Kampung Admiralty is fine example of public policy and design coming together to foster communities, particularly by including the aging generation. Spearheaded by Singapore’s Housing Development Board—the city-state’s public housing authority that provides residences for over 80% of the population—the project, a prototype model that could impact future developments, was inspired by the desire to create a modern kampong, which means “village” in Malay.
WOHA’s design saw typical aspects of Singapore public housing—community spaces, food centers, residence and park space—transformed into a layered vertical format. These elements are traditionally operated as silos, and never combined.
“There are four distinct components of the project,” explained WOHA director Pearl Chee at the Fortune and Wallpaper Brainstorm Design conference in Singapore earlier this month. “Our interpretation consist of four programs, which we layered vertically. In the first layer, we have the lower-ground carpark and retail, with the ground level and what we call a community living space, where an open plaza and hawker center is. The centre layer is a large medical center footprint, which functions like an umbrella that shelters over the plaza. It is very open. Then there is the upper layer, from a place more conducive of semi-private and semi-public spaces.”
In that upper layer, Kampung Admiralty features a childhood learning center, which is located alongside an active aging hub where seniors can enjoy communal activities ranging from music sessions and cooking classes to simply just hanging out. Above that, an extensive landscaped area, which includes a community farm and vertical garden, provides a bounty of wheelchair-accessible green space to support an active and healthy lifestyle. Rather than just being confined to just residents, all of Kampung Admiralty’s community and garden spaces are open to the larger public.
What’s most notable in the project is that social and intergenerational interaction is fostered at multiple scales. There are interstitial spaces like shared entryways to studio apartments, which have been all fitted with features like barrier-free access, induction hobs and slip-resistant tiles in the bathrooms, to facilitate neighborly relations. There is also special programming created to encouraging volunteerism and foster micro-job opportunities by working at the supermarket or hawker center below for short periods of time. In all, a great deal of thought has been given towards keeping the older residents active and involved.

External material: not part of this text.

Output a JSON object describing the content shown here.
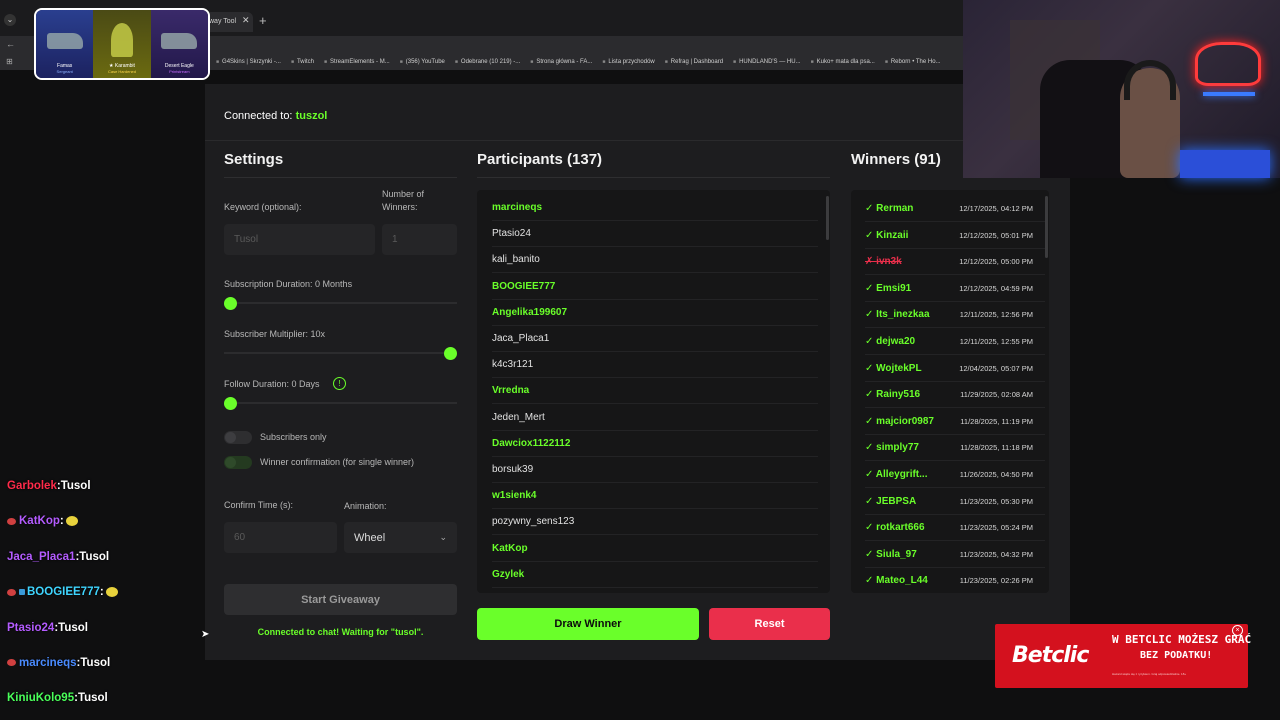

“We have met the project vision by providing an environment for active aging and promoting community boding, but we have learning points too,” said Yap Chin Beng, senior advisor of estate and commerce for Singapore’s Housing Development Board. “This project is rather opportunistic. It happened that we wanted to develop this site, but the footprint is rather small. We only have around 100 units of elderly housing. To capitalize on the facilities provided, we should have at least 300 units or even more. Not only elderly housing but also housing for younger families, so that it is truly an intergenerational project.”
Regardless of its size, Kampung Admiralty is a powerful example of how tackling the universal issue of housing seniors can be turned into a community meeting point.
For more coverage of Fortune’s Brainstorm Design conference, click here.